Working data Start Marker
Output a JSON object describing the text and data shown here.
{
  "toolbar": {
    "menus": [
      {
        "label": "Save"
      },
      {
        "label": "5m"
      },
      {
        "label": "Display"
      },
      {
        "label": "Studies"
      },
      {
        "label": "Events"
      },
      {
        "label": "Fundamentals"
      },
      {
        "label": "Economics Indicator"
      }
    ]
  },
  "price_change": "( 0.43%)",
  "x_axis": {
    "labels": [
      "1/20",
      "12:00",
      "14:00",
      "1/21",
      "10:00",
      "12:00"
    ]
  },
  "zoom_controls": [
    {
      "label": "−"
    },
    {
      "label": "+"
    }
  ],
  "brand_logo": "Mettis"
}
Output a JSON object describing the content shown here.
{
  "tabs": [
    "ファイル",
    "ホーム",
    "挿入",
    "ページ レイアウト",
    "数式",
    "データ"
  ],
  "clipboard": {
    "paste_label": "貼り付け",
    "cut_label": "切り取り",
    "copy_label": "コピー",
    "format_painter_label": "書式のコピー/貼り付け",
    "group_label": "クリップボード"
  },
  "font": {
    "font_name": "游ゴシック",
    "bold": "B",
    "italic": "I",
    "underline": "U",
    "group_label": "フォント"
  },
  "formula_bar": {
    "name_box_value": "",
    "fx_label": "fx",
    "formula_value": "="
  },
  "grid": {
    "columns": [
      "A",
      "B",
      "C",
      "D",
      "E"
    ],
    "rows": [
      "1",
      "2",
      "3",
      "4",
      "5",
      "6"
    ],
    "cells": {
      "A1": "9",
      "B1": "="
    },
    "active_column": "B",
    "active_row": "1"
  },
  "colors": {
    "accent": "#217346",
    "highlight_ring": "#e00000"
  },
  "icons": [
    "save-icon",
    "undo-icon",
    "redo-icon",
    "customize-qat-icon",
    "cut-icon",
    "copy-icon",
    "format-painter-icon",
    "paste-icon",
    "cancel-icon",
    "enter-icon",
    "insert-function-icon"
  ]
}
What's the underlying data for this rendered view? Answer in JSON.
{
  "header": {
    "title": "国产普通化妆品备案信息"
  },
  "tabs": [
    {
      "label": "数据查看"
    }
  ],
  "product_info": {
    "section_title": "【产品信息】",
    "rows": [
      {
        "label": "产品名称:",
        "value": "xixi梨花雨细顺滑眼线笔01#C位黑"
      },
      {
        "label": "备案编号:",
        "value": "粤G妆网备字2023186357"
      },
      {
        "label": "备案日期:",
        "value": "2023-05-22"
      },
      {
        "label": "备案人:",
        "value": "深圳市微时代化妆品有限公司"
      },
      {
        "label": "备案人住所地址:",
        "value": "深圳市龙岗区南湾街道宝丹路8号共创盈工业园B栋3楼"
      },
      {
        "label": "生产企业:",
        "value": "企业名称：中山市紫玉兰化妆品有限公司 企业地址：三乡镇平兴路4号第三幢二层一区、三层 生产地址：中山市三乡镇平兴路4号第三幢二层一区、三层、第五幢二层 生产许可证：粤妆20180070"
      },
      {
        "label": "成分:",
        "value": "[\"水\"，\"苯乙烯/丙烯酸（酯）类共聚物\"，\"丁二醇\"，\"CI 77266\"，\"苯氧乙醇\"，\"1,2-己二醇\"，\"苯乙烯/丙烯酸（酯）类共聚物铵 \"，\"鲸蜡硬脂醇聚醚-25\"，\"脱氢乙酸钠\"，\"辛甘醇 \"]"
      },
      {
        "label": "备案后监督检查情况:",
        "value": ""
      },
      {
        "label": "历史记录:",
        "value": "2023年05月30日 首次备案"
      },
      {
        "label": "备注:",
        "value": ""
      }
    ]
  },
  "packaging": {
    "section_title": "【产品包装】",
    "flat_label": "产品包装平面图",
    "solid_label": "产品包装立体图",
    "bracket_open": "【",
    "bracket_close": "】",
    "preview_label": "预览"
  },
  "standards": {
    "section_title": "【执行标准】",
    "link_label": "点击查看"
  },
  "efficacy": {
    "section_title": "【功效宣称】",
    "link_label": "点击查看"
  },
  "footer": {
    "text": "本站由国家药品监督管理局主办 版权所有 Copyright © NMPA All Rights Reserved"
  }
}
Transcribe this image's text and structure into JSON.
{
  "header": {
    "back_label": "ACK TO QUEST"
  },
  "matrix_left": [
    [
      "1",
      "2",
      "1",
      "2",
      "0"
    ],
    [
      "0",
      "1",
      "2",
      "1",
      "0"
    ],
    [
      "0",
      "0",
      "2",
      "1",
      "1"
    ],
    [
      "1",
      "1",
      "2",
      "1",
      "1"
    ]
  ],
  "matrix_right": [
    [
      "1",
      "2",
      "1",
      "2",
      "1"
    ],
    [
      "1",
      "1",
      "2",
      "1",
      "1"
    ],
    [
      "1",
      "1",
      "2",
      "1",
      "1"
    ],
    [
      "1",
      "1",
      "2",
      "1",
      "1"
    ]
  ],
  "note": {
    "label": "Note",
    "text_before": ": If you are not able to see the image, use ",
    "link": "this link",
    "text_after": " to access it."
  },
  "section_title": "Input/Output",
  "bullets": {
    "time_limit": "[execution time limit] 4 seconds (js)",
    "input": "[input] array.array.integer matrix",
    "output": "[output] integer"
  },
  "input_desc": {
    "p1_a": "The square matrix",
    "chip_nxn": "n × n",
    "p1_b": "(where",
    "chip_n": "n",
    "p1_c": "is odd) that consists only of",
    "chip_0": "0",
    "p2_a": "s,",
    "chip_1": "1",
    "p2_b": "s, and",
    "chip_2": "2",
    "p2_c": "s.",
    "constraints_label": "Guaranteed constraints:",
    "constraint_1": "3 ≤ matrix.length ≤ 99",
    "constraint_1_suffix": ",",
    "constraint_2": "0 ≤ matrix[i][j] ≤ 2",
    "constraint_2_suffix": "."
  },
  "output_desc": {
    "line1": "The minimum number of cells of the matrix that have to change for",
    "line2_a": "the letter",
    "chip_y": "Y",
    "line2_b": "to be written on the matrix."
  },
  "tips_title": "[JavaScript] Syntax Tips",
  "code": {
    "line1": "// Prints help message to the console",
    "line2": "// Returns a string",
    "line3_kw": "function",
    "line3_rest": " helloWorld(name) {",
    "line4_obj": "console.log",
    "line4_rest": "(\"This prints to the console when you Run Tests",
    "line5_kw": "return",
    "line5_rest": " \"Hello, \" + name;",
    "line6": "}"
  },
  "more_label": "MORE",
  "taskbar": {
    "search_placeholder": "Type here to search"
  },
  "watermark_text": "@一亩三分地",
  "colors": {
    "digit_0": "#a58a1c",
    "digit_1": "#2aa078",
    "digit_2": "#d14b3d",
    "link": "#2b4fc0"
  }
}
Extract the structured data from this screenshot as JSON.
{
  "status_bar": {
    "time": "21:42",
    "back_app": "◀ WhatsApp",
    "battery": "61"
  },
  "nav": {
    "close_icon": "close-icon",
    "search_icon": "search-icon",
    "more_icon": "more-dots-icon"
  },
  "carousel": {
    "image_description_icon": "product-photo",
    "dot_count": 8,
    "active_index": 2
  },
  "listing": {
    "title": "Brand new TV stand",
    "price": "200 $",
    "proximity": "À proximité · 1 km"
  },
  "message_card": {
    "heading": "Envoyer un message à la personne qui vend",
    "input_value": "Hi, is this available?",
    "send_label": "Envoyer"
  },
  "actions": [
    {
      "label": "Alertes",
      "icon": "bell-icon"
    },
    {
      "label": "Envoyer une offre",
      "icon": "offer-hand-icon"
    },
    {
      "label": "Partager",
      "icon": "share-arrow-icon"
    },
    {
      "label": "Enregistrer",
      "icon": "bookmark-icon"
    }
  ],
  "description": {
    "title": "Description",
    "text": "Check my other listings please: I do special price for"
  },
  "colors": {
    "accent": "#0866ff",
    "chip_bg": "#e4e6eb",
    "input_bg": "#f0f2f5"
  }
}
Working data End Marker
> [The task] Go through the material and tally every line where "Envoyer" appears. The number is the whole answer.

> [Final answer] 3